● Provided material:
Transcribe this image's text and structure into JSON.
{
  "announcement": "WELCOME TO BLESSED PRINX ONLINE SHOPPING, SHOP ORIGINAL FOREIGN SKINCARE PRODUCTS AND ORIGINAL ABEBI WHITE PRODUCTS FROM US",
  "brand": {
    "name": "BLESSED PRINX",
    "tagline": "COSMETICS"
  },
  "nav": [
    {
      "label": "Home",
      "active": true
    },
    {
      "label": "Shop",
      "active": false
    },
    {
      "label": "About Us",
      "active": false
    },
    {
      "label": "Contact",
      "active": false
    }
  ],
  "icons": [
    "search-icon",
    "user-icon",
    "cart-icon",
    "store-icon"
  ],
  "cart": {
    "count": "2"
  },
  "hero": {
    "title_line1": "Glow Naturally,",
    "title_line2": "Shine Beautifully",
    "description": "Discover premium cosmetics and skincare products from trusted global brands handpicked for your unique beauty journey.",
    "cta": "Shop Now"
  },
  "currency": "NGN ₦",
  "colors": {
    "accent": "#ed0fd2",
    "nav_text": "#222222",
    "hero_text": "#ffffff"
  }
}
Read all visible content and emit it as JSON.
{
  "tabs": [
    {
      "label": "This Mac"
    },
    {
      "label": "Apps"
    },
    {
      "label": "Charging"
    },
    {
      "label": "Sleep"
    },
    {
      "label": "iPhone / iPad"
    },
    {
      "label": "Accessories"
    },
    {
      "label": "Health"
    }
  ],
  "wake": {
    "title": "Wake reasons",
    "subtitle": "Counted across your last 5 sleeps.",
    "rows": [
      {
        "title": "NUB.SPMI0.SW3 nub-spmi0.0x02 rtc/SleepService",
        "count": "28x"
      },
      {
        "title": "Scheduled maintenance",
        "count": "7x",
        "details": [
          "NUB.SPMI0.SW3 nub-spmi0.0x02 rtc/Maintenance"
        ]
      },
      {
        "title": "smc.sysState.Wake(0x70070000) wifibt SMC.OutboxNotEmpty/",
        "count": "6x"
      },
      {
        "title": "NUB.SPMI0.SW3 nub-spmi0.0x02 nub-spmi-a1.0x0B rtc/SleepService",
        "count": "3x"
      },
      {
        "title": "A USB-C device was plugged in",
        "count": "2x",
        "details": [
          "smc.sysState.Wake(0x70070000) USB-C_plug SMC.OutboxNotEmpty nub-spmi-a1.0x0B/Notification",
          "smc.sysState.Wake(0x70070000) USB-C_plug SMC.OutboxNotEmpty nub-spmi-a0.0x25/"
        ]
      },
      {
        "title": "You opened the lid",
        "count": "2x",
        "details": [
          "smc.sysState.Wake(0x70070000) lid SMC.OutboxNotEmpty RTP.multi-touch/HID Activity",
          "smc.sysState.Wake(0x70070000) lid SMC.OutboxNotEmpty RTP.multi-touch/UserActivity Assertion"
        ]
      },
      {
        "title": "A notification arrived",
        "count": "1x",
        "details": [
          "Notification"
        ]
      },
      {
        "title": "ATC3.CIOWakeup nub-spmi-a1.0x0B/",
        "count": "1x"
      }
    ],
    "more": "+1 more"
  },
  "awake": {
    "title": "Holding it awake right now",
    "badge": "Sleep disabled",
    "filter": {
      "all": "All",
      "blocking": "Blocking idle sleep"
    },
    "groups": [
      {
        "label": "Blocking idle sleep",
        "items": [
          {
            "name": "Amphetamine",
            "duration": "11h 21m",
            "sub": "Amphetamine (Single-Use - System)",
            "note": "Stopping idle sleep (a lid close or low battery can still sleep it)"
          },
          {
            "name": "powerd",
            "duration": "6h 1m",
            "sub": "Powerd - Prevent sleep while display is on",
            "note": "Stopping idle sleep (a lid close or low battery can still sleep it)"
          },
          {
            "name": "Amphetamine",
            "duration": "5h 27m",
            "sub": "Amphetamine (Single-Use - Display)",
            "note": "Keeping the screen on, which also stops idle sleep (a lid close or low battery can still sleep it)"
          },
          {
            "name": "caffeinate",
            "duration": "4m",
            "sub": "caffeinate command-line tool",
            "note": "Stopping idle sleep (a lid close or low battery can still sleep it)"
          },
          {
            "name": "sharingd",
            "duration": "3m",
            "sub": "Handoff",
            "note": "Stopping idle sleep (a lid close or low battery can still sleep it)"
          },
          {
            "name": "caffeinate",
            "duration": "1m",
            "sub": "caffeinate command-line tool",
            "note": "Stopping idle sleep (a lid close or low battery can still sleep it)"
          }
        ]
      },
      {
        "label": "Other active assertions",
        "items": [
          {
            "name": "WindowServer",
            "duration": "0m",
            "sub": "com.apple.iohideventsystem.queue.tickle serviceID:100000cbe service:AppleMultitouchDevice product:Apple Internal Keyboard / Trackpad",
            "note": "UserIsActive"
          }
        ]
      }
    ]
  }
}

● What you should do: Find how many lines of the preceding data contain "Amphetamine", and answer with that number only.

● Solution for this task: 4